Report on the F2D World Championships in Sebnitz

By Guido Michiels, combat chief judge.

This seems to be one of the best WC's in F2D ever and certainly it was the biggest. To deal with 86 competitors did not only require a smooth running organization but also the cooperation of all competitors. They all deserve a big thank you. The spare (excursion!) day on Thursday was planned as a contest day for F2D and proved to be fully justified.

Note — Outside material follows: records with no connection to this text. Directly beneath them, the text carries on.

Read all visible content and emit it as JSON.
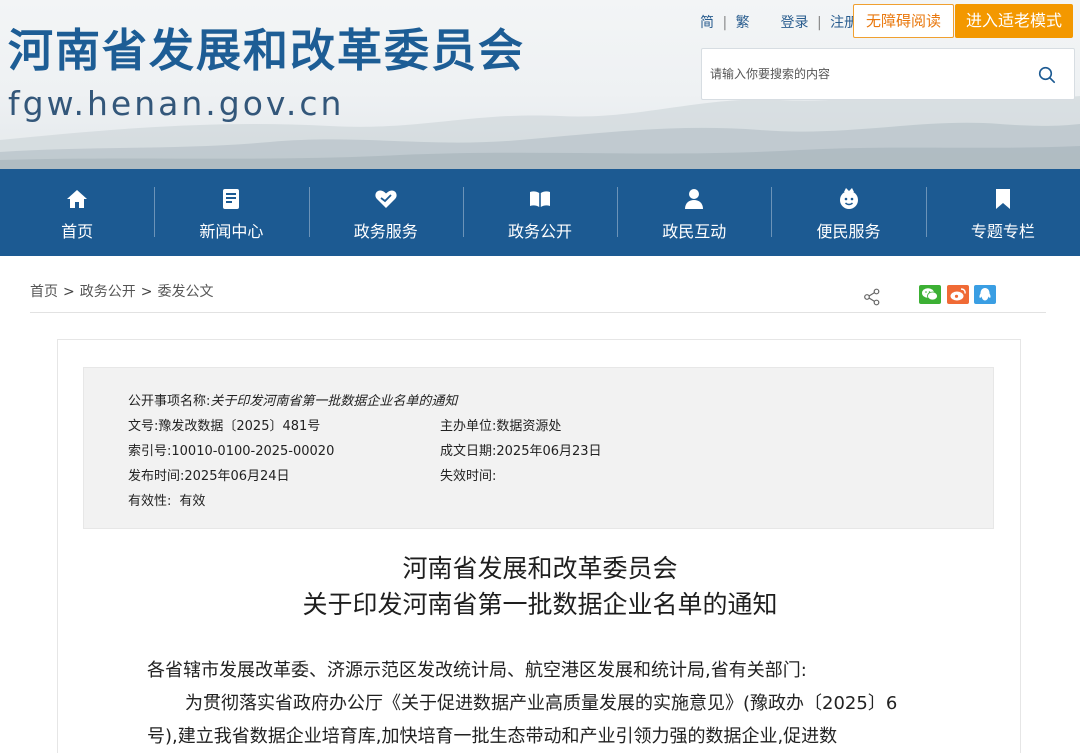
{
  "header": {
    "title": "河南省发展和改革委员会",
    "domain": "fgw.henan.gov.cn",
    "lang_simplified": "简",
    "lang_traditional": "繁",
    "login": "登录",
    "register": "注册",
    "accessible_btn": "无障碍阅读",
    "elder_btn": "进入适老模式",
    "search_placeholder": "请输入你要搜索的内容"
  },
  "nav": {
    "items": [
      {
        "label": "首页",
        "icon": "home-icon"
      },
      {
        "label": "新闻中心",
        "icon": "news-icon"
      },
      {
        "label": "政务服务",
        "icon": "service-icon"
      },
      {
        "label": "政务公开",
        "icon": "book-icon"
      },
      {
        "label": "政民互动",
        "icon": "people-icon"
      },
      {
        "label": "便民服务",
        "icon": "convenience-icon"
      },
      {
        "label": "专题专栏",
        "icon": "bookmark-icon"
      }
    ]
  },
  "breadcrumb": {
    "home": "首页",
    "section": "政务公开",
    "current": "委发公文",
    "separator": ">"
  },
  "meta": {
    "item_name_label": "公开事项名称:",
    "item_name_value": "关于印发河南省第一批数据企业名单的通知",
    "doc_no_label": "文号:",
    "doc_no_value": "豫发改数据〔2025〕481号",
    "host_label": "主办单位:",
    "host_value": "数据资源处",
    "index_label": "索引号:",
    "index_value": "10010-0100-2025-00020",
    "created_label": "成文日期:",
    "created_value": "2025年06月23日",
    "publish_label": "发布时间:",
    "publish_value": "2025年06月24日",
    "expire_label": "失效时间:",
    "expire_value": "",
    "validity_label": "有效性:",
    "validity_value": "有效"
  },
  "document": {
    "title_line1": "河南省发展和改革委员会",
    "title_line2": "关于印发河南省第一批数据企业名单的通知",
    "salutation": "各省辖市发展改革委、济源示范区发改统计局、航空港区发展和统计局,省有关部门:",
    "body_line1": "为贯彻落实省政府办公厅《关于促进数据产业高质量发展的实施意见》(豫政办〔2025〕6",
    "body_line2": "号),建立我省数据企业培育库,加快培育一批生态带动和产业引领力强的数据企业,促进数"
  },
  "colors": {
    "primary": "#1c5a92",
    "accent": "#f39800",
    "title_blue": "#1d5d95"
  }
}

Except for a mishap with the engine marking the processing of the models was hard work but could be achieved within reason. There was a discussion about the national identification mark and individual indentification mark on the wing of the models of each competitor. Ref. Sporting Code section 4 volume ABR 4B Annex 2 and section 4C, para2.3.8. It was agreed with the member of the FAI jury present that all models should not only carry the required IOC code but also the individual competitor number clearly visible. If necessary a felt pen marker was made available to add this identification mark (~25 mm high).
This item needs clarification for the future by the CIAM.

On the site all ran smoothly because sufficient dedicated helpers were available all properly briefed for their duty. It has proven for the second time (cfr. France 2000) that the 'import' of well trained foreign people to perform timekeeping/scoring is well worth the trouble. Experience has shown that it is sometimes difficult to find in the same country trained people to work together on an individual base without influencing each other. Nevertheless human errors are always possible but there was no sign of 'national bias' and only few remarks were made on the scoring itself. The slightly sloping of the flight circle had no influence on the contest. The layout was well made with the reserved areas properly fenced. There was ample provision for shelter in case of bad weather. Snacks and drinks could be purchased on the spot and a separate stand with seats for the spectators was installed. Upon an earlier visit to the place the organizers were advised if a public stand would be erected some kind of net should be made to protect unaware spectators against flyaway models. It took a cutaway model hitting a beer can in a competitors' hand near the stand to have as yet this high net installed at once.

The planned timing was strictly adhered to. Only the first day - first round, after flight 41, was stopped due to an imminent thunderstorm preceded by static electricity on lines and handle. The next day a short delay, caused by rain, could easily be bridged by continuing till 19h00.

The high number of flyaways in this championship is a fact to be highlighted. At present the models are fast and powerful. The danger involved with flyaways for both competitors and spectators needs full attention of the C/L subcommittee. Several competitors said that bad quality lines (composing strands!) are around.
The line checks however gave no indication about this problem. The equipment in use was based on the pulley/weight system and hence independant of individual operator force with a spring-balance.
It is time for an open discussion and workable proposals. A few ideas are already floating around.
-Automatic shutoffs do not seem to be the answer because rather unreliable.
-Increase the pull test with 35% to 200 N is another one. Overstressing individual strands can happen! This has to be checked.
-Reduction of venturi inlet diameter and appropriate exhaust muffler outlet diameter will not only reduce the speed but diminishes the noise, a much wanted issue... This could be an easy way to go.

In general the competitors behaved in a sportmanslike manner. Nevertheless 'attacking a model with only string left' became apparent and the FAI jury explained at the teammanagers meeting that the application of this rule (4.4.15.p) would be stricly adhered to resulting in disqualification of the offender. The circle marshal warned the competitors individually for 'dirty flying' to good result. In spite of all this in the semi-finals a competitor was eliminated on this rule.

As an apotheosis to end the contest the organizer wanted to have the final flights on the main site. The safety of the spectators was discussed and the high protecting grids of the combat site were in the accessible areas for the public installed.
The final flights attracted a large crowd and put an end to a great contest.

Maybe a final note is appropriate here. It is important that the NACs and coordinators-teammanagers inform their competitors of the availability of the rules and the applicable updates at the FAI website. It is sad to see a heat lost because a pilot or mechanic do not know the latest rules. It is regularly heard that local translations do not always reflect exactly the rule as written in the Sporting Code.

Many thanks to the Sebnitz organizers and the DeAC for the effort to offer all participants a worthwile F2D world championship and congratulations with the excellent results.

Guido Michiels